## Task to complete
What the task needs is the data below, written out verbatim.

## Dataset excerpts

--------------------------------------------------

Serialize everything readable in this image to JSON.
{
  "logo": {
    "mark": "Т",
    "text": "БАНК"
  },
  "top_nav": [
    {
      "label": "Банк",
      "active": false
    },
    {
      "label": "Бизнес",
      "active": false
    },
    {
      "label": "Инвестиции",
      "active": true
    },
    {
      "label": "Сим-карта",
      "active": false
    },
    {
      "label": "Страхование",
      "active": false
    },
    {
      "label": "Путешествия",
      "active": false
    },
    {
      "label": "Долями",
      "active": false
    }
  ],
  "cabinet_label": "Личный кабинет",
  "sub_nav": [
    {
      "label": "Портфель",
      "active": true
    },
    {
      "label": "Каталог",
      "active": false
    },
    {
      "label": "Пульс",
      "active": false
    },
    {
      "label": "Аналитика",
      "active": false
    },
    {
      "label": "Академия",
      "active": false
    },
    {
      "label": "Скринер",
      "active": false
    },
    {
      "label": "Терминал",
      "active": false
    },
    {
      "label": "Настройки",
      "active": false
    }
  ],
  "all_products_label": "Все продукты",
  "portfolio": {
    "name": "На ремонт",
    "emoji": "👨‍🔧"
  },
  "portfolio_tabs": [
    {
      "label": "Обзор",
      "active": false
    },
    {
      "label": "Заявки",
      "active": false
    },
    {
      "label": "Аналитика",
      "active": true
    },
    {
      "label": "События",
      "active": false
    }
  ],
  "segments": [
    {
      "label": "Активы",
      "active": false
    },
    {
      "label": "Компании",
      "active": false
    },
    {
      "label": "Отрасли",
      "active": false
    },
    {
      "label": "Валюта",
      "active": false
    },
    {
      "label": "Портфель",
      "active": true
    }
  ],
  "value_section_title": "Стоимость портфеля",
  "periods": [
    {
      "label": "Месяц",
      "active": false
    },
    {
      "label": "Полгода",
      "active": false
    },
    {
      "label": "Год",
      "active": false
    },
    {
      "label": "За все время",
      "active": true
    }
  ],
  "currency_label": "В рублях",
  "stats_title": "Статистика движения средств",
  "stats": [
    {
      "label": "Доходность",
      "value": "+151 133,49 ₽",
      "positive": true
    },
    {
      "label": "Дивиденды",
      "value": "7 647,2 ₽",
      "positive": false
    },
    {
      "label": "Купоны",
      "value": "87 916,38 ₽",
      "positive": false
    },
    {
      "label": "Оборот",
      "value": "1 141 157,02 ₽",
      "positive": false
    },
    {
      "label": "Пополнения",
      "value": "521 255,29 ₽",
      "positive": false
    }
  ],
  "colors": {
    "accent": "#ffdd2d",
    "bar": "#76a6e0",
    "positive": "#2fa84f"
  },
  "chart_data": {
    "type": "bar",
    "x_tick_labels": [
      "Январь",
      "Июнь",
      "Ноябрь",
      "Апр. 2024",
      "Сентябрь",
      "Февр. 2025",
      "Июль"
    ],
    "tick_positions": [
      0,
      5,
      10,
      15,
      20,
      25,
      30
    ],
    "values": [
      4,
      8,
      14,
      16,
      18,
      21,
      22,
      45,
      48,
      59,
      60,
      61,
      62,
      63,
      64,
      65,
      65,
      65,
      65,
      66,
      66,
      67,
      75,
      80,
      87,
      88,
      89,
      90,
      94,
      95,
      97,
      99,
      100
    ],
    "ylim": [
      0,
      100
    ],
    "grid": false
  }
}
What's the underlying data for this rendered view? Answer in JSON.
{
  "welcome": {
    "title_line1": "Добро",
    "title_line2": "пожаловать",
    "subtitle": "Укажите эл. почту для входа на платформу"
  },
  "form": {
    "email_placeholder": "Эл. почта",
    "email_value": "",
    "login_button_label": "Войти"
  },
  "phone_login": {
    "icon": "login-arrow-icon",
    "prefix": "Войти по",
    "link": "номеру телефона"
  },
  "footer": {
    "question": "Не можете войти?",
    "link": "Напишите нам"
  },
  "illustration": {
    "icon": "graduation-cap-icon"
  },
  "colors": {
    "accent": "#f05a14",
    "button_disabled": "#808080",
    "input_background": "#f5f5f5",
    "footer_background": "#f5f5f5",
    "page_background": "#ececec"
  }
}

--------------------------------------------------

## Task output
Serialize everything readable in this image to JSON.
{
  "logo": {
    "mark": "Т",
    "text": "БАНК"
  },
  "top_nav": [
    {
      "label": "Банк",
      "active": false
    },
    {
      "label": "Бизнес",
      "active": false
    },
    {
      "label": "Инвестиции",
      "active": true
    },
    {
      "label": "Сим-карта",
      "active": false
    },
    {
      "label": "Страхование",
      "active": false
    },
    {
      "label": "Путешествия",
      "active": false
    },
    {
      "label": "Долями",
      "active": false
    }
  ],
  "cabinet_label": "Личный кабинет",
  "sub_nav": [
    {
      "label": "Портфель",
      "active": true
    },
    {
      "label": "Каталог",
      "active": false
    },
    {
      "label": "Пульс",
      "active": false
    },
    {
      "label": "Аналитика",
      "active": false
    },
    {
      "label": "Академия",
      "active": false
    },
    {
      "label": "Скринер",
      "active": false
    },
    {
      "label": "Терминал",
      "active": false
    },
    {
      "label": "Настройки",
      "active": false
    }
  ],
  "all_products_label": "Все продукты",
  "portfolio": {
    "name": "На ремонт",
    "emoji": "👨‍🔧"
  },
  "portfolio_tabs": [
    {
      "label": "Обзор",
      "active": false
    },
    {
      "label": "Заявки",
      "active": false
    },
    {
      "label": "Аналитика",
      "active": true
    },
    {
      "label": "События",
      "active": false
    }
  ],
  "segments": [
    {
      "label": "Активы",
      "active": false
    },
    {
      "label": "Компании",
      "active": false
    },
    {
      "label": "Отрасли",
      "active": false
    },
    {
      "label": "Валюта",
      "active": false
    },
    {
      "label": "Портфель",
      "active": true
    }
  ],
  "value_section_title": "Стоимость портфеля",
  "periods": [
    {
      "label": "Месяц",
      "active": false
    },
    {
      "label": "Полгода",
      "active": false
    },
    {
      "label": "Год",
      "active": false
    },
    {
      "label": "За все время",
      "active": true
    }
  ],
  "currency_label": "В рублях",
  "stats_title": "Статистика движения средств",
  "stats": [
    {
      "label": "Доходность",
      "value": "+151 133,49 ₽",
      "positive": true
    },
    {
      "label": "Дивиденды",
      "value": "7 647,2 ₽",
      "positive": false
    },
    {
      "label": "Купоны",
      "value": "87 916,38 ₽",
      "positive": false
    },
    {
      "label": "Оборот",
      "value": "1 141 157,02 ₽",
      "positive": false
    },
    {
      "label": "Пополнения",
      "value": "521 255,29 ₽",
      "positive": false
    }
  ],
  "colors": {
    "accent": "#ffdd2d",
    "bar": "#76a6e0",
    "positive": "#2fa84f"
  },
  "chart_data": {
    "type": "bar",
    "x_tick_labels": [
      "Январь",
      "Июнь",
      "Ноябрь",
      "Апр. 2024",
      "Сентябрь",
      "Февр. 2025",
      "Июль"
    ],
    "tick_positions": [
      0,
      5,
      10,
      15,
      20,
      25,
      30
    ],
    "values": [
      4,
      8,
      14,
      16,
      18,
      21,
      22,
      45,
      48,
      59,
      60,
      61,
      62,
      63,
      64,
      65,
      65,
      65,
      65,
      66,
      66,
      67,
      75,
      80,
      87,
      88,
      89,
      90,
      94,
      95,
      97,
      99,
      100
    ],
    "ylim": [
      0,
      100
    ],
    "grid": false
  }
}
What's the underlying data for this rendered view? Answer in JSON.
{
  "welcome": {
    "title_line1": "Добро",
    "title_line2": "пожаловать",
    "subtitle": "Укажите эл. почту для входа на платформу"
  },
  "form": {
    "email_placeholder": "Эл. почта",
    "email_value": "",
    "login_button_label": "Войти"
  },
  "phone_login": {
    "icon": "login-arrow-icon",
    "prefix": "Войти по",
    "link": "номеру телефона"
  },
  "footer": {
    "question": "Не можете войти?",
    "link": "Напишите нам"
  },
  "illustration": {
    "icon": "graduation-cap-icon"
  },
  "colors": {
    "accent": "#f05a14",
    "button_disabled": "#808080",
    "input_background": "#f5f5f5",
    "footer_background": "#f5f5f5",
    "page_background": "#ececec"
  }
}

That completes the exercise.